The disciplinary focus of this third colloquium will be anthropology.
The participants will together explore why and how anthropologists have dealt with and contributed to shifting ideas of human suffering, emergencies, survival and rescue; the so-called “humanitarian space” and “beneficiary” agency; the social life of humanitarian aid; the role and relevance of humanitarian governance, risk and resilience; and the amalgam of humanitarian principles, moral imperatives, transparency and accountability initiatives, soft regulations and logistical and technological apparatuses governing the distribution or non-distribution of humanitarian aid.
While there has been a longstanding and substantial anthropological engagement with the evolution of the development field (bistandssektoren) and the role and practices of Norwegian governmental and civil society actors, limited academic attention has been given to the specific trajectories, organizational shifts and narratives of actors in the Norwegian humanitarian field (nødhjelpssektoren). Policy discourses and popular culture depict Norway as a “humanitarian superpower”, but have received little attention from anthropologists (in contrast to the adjacent fields of peacebuilding and forced migration).
This is a field where anthropology could be much more visible in offering public commentary and critique.

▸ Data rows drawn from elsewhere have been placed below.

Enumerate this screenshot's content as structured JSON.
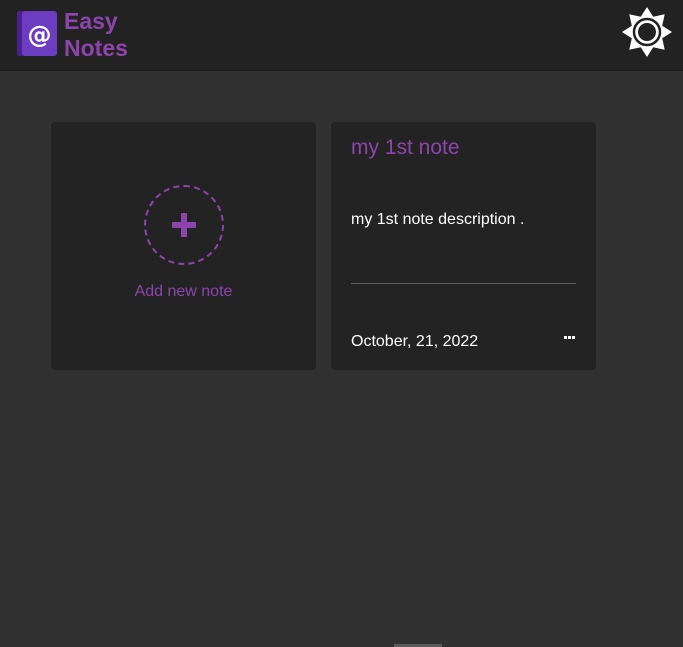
{
  "app": {
    "name_line1": "Easy",
    "name_line2": "Notes",
    "logo_glyph": "@",
    "logo_icon": "notebook-at-icon",
    "theme_icon": "sun-icon"
  },
  "colors": {
    "accent": "#8e44ad",
    "header_bg": "#222222",
    "page_bg": "#313131",
    "card_bg": "#232323",
    "text": "#ffffff"
  },
  "add_card": {
    "icon": "plus-icon",
    "label": "Add new note"
  },
  "notes": [
    {
      "title": "my 1st note",
      "description": "my 1st note description .",
      "date": "October, 21, 2022",
      "menu_icon": "more-icon"
    }
  ]
}
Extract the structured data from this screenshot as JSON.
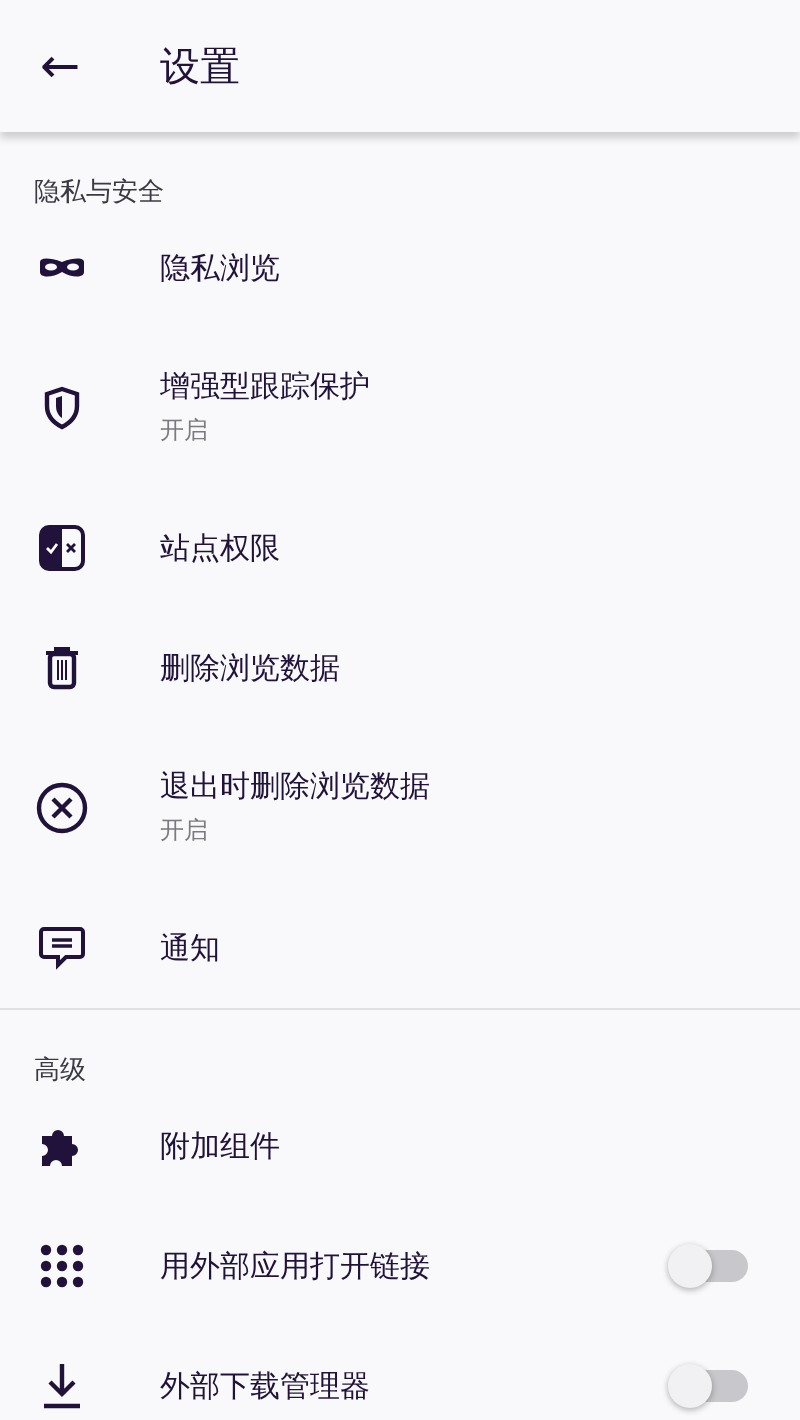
{
  "app_bar": {
    "back": "←",
    "title": "设置"
  },
  "sections": [
    {
      "title": "隐私与安全",
      "items": [
        {
          "kind": "nav",
          "label": "隐私浏览"
        },
        {
          "kind": "nav",
          "label": "增强型跟踪保护",
          "summary": "开启"
        },
        {
          "kind": "nav",
          "label": "站点权限"
        },
        {
          "kind": "nav",
          "label": "删除浏览数据"
        },
        {
          "kind": "nav",
          "label": "退出时删除浏览数据",
          "summary": "开启"
        },
        {
          "kind": "nav",
          "label": "通知"
        }
      ]
    },
    {
      "title": "高级",
      "items": [
        {
          "kind": "nav",
          "label": "附加组件"
        },
        {
          "kind": "toggle",
          "label": "用外部应用打开链接",
          "on": false
        },
        {
          "kind": "toggle",
          "label": "外部下载管理器",
          "on": false
        }
      ]
    }
  ]
}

In this colloquium we propose to explore the reasons for this knowledge gap through short presentations on the similarities and differences between academic engagements with the humanitarian and the development field. The colloquium will also undertake a collaborative mapping of the questions, problems and actors addressed in the fragmented ethnographic literature on the Norwegian humanitarian field.
Chair: Kristoffer Lidén (PRIO)
- Kristin Bergtora Sandvik (PRIO/UiO): A “Norwegian” anthropology of humanitarianism?
- Cindy Horst (PRIO): The anthropology of forced displacement and refugee studies in Norway.
- Åshild Kolås (PRIO): The anthropology of development and aid in the Norwegian context.
- John Andrew McNeish (NMBU): Anthropological thinking on the “Norwegian do good project”.
- William Derman (NMBU): Anthropological engagements with human suffering: from evolutionism via human rights to humanitarianism.
Contact Amanda Cellini (firstname.lastname@example.org) with any questions.